REQUIRED ACTION
The job is to find each line of the records below that includes the word "参加申し込み" and copy it.

EXCERPTED DATA
--- START ---

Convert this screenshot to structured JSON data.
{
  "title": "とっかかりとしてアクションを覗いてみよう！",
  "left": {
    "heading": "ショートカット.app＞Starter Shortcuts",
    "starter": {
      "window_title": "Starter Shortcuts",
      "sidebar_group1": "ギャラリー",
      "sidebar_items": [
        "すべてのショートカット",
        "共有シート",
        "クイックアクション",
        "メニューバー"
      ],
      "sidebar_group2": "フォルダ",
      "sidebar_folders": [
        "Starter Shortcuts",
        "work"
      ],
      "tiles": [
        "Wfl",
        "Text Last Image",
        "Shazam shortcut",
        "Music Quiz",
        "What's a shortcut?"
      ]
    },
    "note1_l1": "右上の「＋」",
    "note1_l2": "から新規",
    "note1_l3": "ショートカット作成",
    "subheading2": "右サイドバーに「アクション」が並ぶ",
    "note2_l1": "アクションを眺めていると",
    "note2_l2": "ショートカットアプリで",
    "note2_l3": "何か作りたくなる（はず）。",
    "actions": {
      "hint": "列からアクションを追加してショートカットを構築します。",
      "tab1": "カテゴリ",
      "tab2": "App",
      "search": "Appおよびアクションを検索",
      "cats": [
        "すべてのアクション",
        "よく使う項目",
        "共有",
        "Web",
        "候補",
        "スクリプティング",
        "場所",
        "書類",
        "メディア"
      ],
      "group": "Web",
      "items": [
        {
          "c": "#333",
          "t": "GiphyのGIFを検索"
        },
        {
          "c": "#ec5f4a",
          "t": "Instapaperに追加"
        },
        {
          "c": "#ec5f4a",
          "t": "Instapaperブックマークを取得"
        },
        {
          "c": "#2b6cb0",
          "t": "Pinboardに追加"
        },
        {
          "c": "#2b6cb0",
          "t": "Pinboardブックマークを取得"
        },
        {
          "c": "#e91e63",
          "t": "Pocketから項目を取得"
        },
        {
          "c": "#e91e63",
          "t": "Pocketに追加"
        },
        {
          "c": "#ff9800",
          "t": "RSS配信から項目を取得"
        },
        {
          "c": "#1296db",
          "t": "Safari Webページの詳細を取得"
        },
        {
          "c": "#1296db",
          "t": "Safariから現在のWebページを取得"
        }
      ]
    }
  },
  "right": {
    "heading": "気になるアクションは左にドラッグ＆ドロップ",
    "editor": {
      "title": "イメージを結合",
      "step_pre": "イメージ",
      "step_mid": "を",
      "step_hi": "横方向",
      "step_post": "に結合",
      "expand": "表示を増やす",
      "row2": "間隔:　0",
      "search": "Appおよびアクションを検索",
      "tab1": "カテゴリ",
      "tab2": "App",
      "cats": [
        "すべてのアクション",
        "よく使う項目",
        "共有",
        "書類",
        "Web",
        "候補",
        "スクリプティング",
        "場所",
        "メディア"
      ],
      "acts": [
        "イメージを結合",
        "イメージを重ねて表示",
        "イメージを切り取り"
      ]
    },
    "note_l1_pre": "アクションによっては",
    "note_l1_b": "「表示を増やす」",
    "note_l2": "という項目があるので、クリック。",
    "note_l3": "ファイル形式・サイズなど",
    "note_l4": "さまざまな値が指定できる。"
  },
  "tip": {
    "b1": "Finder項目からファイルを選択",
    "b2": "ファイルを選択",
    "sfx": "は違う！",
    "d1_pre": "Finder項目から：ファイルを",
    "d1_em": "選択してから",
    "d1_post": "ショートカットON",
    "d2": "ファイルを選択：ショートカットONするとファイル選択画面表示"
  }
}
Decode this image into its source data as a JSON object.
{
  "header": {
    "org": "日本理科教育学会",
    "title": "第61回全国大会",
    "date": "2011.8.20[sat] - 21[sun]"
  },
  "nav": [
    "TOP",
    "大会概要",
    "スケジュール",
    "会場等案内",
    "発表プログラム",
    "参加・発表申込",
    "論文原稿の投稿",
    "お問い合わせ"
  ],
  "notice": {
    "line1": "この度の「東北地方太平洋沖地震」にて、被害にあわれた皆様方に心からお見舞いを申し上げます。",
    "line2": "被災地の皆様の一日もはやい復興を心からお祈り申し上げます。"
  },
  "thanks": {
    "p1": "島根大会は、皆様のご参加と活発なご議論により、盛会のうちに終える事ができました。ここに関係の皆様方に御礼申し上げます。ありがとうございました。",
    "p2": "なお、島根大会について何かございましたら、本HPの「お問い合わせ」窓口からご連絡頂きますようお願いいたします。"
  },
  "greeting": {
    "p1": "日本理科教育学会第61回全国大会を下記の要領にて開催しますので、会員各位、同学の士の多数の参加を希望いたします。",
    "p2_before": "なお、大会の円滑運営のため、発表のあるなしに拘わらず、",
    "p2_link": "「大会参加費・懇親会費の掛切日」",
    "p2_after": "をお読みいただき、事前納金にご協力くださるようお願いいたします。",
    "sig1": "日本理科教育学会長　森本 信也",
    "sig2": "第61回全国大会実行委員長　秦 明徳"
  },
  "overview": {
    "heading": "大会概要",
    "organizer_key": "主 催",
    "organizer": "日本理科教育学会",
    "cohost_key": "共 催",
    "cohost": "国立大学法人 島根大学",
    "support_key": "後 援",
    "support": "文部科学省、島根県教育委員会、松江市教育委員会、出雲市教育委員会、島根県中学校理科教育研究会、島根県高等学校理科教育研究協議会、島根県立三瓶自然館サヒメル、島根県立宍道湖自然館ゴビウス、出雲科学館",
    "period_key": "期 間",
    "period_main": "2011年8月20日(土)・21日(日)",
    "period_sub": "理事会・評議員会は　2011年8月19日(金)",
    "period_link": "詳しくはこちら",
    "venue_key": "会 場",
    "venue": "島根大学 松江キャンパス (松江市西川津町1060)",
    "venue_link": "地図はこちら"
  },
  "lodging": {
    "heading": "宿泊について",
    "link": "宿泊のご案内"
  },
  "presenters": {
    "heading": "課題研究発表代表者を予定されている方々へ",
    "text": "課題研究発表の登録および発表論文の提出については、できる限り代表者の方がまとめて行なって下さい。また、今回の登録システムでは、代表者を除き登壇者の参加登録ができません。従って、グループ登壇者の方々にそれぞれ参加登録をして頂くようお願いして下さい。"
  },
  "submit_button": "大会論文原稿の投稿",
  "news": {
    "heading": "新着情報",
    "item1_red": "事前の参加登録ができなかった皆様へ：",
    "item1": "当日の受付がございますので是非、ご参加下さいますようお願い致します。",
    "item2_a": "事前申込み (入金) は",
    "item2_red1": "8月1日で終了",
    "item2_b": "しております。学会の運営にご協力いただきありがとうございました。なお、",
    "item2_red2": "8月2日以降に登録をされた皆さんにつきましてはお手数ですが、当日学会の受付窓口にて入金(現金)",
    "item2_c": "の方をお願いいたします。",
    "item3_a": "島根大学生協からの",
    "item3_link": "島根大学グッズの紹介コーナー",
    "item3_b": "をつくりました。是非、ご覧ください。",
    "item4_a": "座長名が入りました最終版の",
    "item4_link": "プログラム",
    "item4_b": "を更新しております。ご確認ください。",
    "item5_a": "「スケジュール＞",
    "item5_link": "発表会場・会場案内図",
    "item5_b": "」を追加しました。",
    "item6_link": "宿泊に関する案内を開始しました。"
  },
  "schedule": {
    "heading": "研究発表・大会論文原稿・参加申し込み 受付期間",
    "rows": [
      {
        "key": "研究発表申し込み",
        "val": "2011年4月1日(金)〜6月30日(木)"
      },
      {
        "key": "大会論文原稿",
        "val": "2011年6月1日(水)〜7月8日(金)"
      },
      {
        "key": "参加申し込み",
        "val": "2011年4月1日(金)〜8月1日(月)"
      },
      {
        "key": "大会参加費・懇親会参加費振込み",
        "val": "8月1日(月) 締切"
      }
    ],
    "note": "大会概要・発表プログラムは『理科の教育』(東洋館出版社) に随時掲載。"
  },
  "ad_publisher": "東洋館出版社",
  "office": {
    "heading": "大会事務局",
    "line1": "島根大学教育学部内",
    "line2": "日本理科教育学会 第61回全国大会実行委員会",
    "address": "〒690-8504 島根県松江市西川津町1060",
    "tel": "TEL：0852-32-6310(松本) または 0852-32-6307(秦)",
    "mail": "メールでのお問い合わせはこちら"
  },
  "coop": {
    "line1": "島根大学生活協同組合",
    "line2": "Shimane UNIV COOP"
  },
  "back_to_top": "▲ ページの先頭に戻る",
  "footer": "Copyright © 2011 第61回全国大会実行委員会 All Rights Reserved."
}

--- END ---

SOLUTION TO THE PROBLEM
    "heading": "研究発表・大会論文原稿・参加申し込み 受付期間",
        "key": "参加申し込み",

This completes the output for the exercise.